*DATA TO PROCESS*.
★ ★ ★

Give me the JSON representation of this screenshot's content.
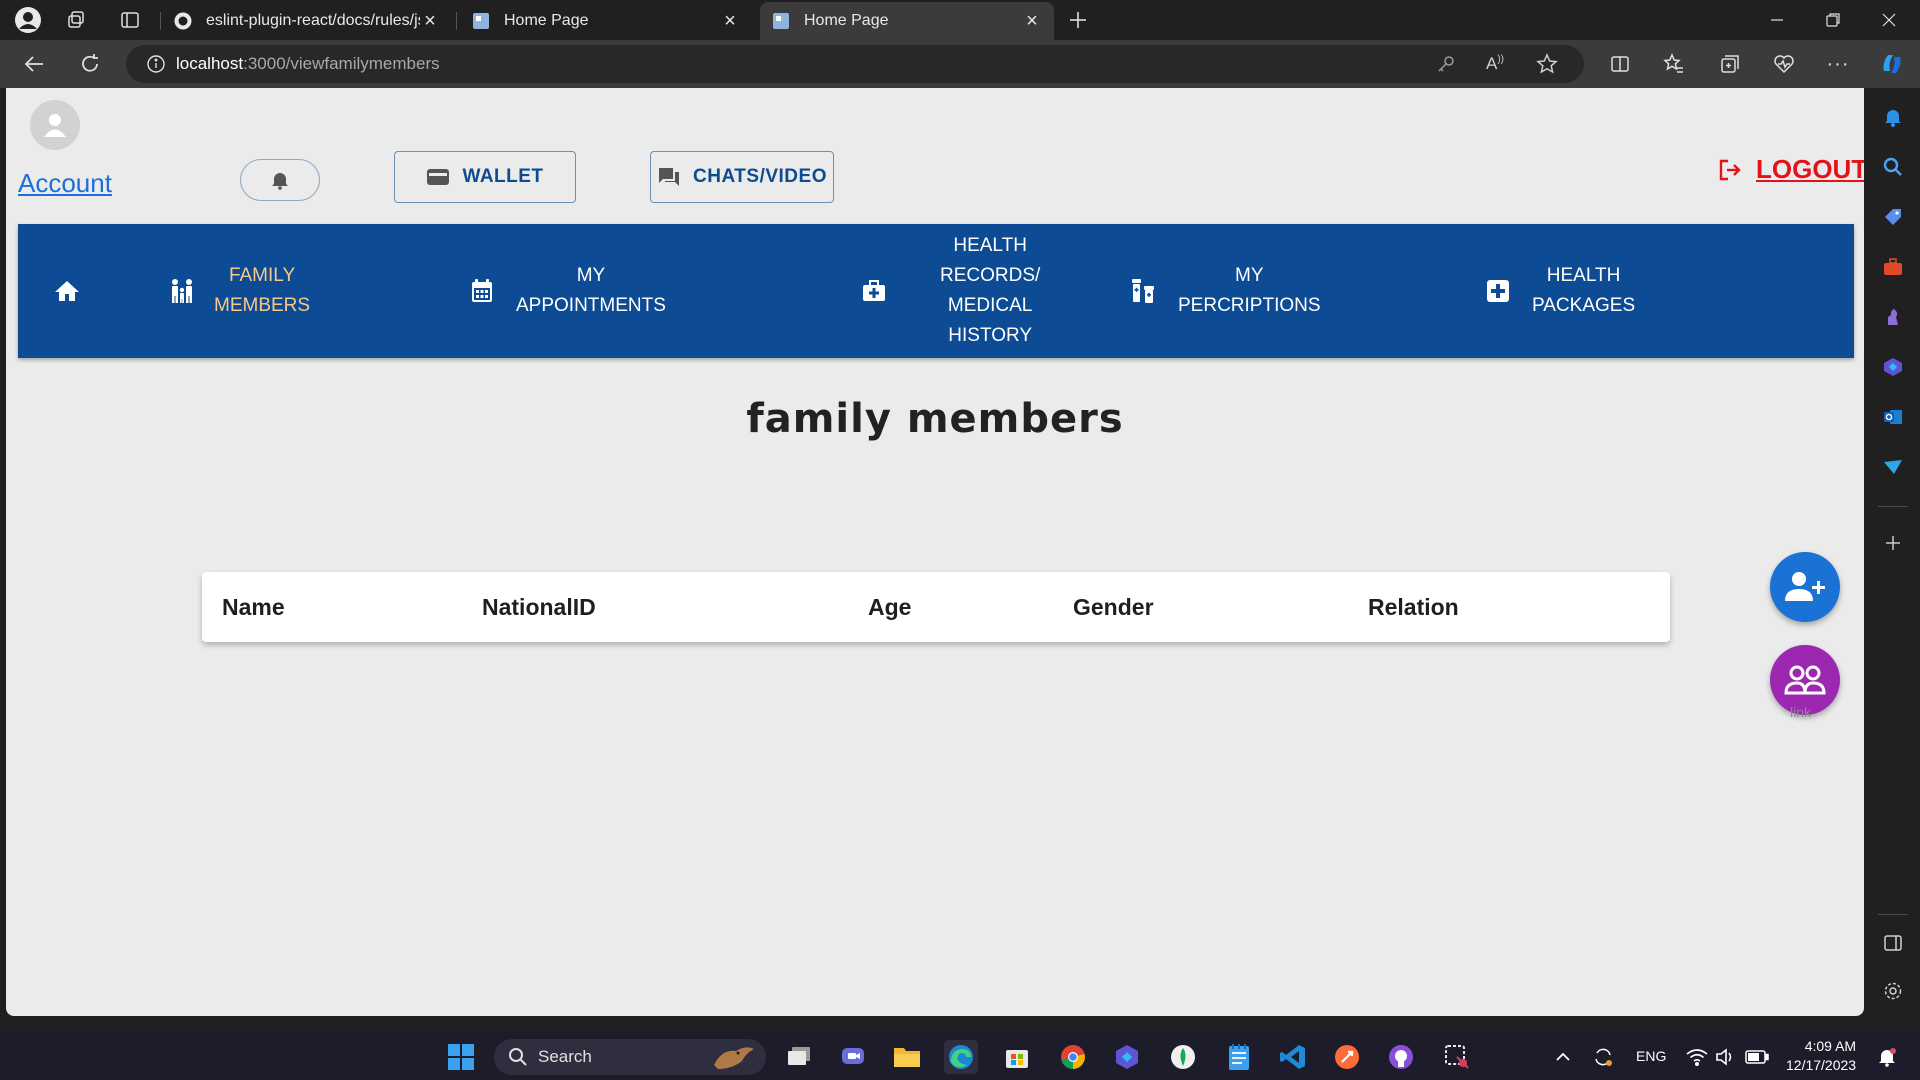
{
  "browser": {
    "tabs": [
      {
        "title": "eslint-plugin-react/docs/rules/jsx",
        "active": false
      },
      {
        "title": "Home Page",
        "active": false
      },
      {
        "title": "Home Page",
        "active": true
      }
    ],
    "address": {
      "host": "localhost",
      "path": ":3000/viewfamilymembers"
    }
  },
  "header": {
    "account_label": "Account",
    "wallet_label": "WALLET",
    "chats_label": "CHATS/VIDEO",
    "logout_label": "LOGOUT"
  },
  "nav": {
    "items": [
      {
        "line1": "FAMILY",
        "line2": "MEMBERS",
        "active": true
      },
      {
        "line1": "MY",
        "line2": "APPOINTMENTS"
      },
      {
        "line1": "HEALTH",
        "line2": "RECORDS/",
        "line3": "MEDICAL",
        "line4": "HISTORY"
      },
      {
        "line1": "MY",
        "line2": "PERCRIPTIONS"
      },
      {
        "line1": "HEALTH",
        "line2": "PACKAGES"
      }
    ]
  },
  "page": {
    "title": "family members",
    "table_headers": [
      "Name",
      "NationalID",
      "Age",
      "Gender",
      "Relation"
    ],
    "fab_link_label": "link"
  },
  "taskbar": {
    "search_placeholder": "Search",
    "language": "ENG",
    "time": "4:09 AM",
    "date": "12/17/2023"
  },
  "colors": {
    "nav_bg": "#0d4b94",
    "active_nav_text": "#f5c98a",
    "logout": "#e3131b",
    "fab_add": "#1a73d4",
    "fab_link": "#9c27b0"
  }
}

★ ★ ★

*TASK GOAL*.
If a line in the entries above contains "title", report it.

*EXERCISE RESULT*.
        "title": "eslint-plugin-react/docs/rules/jsx",
        "title": "Home Page",
        "title": "Home Page",
    "title": "family members",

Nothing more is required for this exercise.